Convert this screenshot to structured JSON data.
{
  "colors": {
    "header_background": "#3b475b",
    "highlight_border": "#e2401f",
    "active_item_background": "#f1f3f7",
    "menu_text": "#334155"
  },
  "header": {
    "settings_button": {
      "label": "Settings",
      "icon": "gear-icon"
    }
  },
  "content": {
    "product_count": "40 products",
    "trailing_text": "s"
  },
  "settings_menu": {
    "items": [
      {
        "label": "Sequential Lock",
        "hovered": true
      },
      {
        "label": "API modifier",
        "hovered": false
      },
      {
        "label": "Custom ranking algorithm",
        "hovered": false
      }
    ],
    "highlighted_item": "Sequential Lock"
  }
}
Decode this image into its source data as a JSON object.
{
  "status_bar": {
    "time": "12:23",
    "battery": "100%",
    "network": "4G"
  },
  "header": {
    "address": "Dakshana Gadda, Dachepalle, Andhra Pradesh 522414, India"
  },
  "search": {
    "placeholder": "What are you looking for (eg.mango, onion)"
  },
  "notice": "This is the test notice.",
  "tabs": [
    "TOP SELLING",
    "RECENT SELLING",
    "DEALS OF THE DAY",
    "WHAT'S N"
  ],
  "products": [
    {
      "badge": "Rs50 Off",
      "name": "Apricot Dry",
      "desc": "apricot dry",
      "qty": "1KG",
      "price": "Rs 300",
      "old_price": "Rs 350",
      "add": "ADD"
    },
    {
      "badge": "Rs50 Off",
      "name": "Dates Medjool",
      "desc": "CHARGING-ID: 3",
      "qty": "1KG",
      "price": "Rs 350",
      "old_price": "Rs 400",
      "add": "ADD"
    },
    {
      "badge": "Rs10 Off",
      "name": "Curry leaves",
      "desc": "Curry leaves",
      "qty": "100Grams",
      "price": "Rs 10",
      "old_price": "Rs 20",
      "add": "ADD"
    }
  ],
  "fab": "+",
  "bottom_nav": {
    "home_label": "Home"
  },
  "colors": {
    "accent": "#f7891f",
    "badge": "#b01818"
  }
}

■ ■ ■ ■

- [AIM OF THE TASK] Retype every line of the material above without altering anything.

- [TASK RESPONSE]
Convert this screenshot to structured JSON data.
{
  "colors": {
    "header_background": "#3b475b",
    "highlight_border": "#e2401f",
    "active_item_background": "#f1f3f7",
    "menu_text": "#334155"
  },
  "header": {
    "settings_button": {
      "label": "Settings",
      "icon": "gear-icon"
    }
  },
  "content": {
    "product_count": "40 products",
    "trailing_text": "s"
  },
  "settings_menu": {
    "items": [
      {
        "label": "Sequential Lock",
        "hovered": true
      },
      {
        "label": "API modifier",
        "hovered": false
      },
      {
        "label": "Custom ranking algorithm",
        "hovered": false
      }
    ],
    "highlighted_item": "Sequential Lock"
  }
}
Decode this image into its source data as a JSON object.
{
  "status_bar": {
    "time": "12:23",
    "battery": "100%",
    "network": "4G"
  },
  "header": {
    "address": "Dakshana Gadda, Dachepalle, Andhra Pradesh 522414, India"
  },
  "search": {
    "placeholder": "What are you looking for (eg.mango, onion)"
  },
  "notice": "This is the test notice.",
  "tabs": [
    "TOP SELLING",
    "RECENT SELLING",
    "DEALS OF THE DAY",
    "WHAT'S N"
  ],
  "products": [
    {
      "badge": "Rs50 Off",
      "name": "Apricot Dry",
      "desc": "apricot dry",
      "qty": "1KG",
      "price": "Rs 300",
      "old_price": "Rs 350",
      "add": "ADD"
    },
    {
      "badge": "Rs50 Off",
      "name": "Dates Medjool",
      "desc": "CHARGING-ID: 3",
      "qty": "1KG",
      "price": "Rs 350",
      "old_price": "Rs 400",
      "add": "ADD"
    },
    {
      "badge": "Rs10 Off",
      "name": "Curry leaves",
      "desc": "Curry leaves",
      "qty": "100Grams",
      "price": "Rs 10",
      "old_price": "Rs 20",
      "add": "ADD"
    }
  ],
  "fab": "+",
  "bottom_nav": {
    "home_label": "Home"
  },
  "colors": {
    "accent": "#f7891f",
    "badge": "#b01818"
  }
}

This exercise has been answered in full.